**What is needed**
Check every line of the material below, and show those that contain "JSON".

**Data section**
* * * * *

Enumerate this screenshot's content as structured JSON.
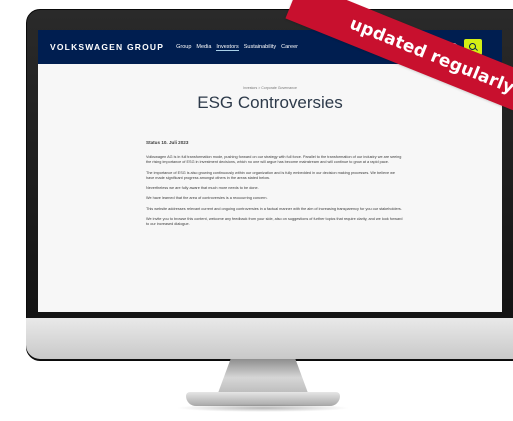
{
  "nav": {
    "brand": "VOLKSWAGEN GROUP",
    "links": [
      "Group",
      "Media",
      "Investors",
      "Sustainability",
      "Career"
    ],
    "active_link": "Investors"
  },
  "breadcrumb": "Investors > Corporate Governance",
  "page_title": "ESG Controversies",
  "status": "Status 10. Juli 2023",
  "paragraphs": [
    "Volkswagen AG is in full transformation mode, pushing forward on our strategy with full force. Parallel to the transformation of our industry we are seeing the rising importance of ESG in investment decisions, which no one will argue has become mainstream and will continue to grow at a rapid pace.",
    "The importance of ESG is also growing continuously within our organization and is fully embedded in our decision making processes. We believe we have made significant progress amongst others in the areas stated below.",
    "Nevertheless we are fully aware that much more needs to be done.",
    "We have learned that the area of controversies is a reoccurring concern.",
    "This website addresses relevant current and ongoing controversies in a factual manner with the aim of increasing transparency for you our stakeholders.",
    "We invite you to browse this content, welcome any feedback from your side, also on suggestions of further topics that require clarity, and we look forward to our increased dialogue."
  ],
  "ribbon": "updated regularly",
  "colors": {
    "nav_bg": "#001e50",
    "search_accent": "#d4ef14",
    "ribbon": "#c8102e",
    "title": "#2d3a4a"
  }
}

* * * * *

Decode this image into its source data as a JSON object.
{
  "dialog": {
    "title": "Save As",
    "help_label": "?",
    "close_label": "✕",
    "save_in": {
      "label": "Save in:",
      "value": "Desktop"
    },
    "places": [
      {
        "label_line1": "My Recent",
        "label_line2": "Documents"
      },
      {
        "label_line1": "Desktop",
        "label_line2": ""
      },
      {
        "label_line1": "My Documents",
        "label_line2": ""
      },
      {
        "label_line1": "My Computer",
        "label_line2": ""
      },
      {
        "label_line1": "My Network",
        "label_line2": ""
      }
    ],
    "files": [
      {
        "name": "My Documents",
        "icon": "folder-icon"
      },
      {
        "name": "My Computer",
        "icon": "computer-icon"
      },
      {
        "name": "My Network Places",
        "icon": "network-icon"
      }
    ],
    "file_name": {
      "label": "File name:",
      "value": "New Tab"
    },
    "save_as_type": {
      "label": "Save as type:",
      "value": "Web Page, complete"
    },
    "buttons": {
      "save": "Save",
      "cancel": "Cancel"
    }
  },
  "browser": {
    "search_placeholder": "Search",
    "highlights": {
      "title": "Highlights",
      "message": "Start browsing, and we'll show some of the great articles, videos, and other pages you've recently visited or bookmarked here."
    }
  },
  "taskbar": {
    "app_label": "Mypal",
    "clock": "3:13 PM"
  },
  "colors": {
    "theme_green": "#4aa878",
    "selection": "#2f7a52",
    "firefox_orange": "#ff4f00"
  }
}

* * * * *

**Exercise answer**
Enumerate this screenshot's content as structured JSON.
Decode this image into its source data as a JSON object.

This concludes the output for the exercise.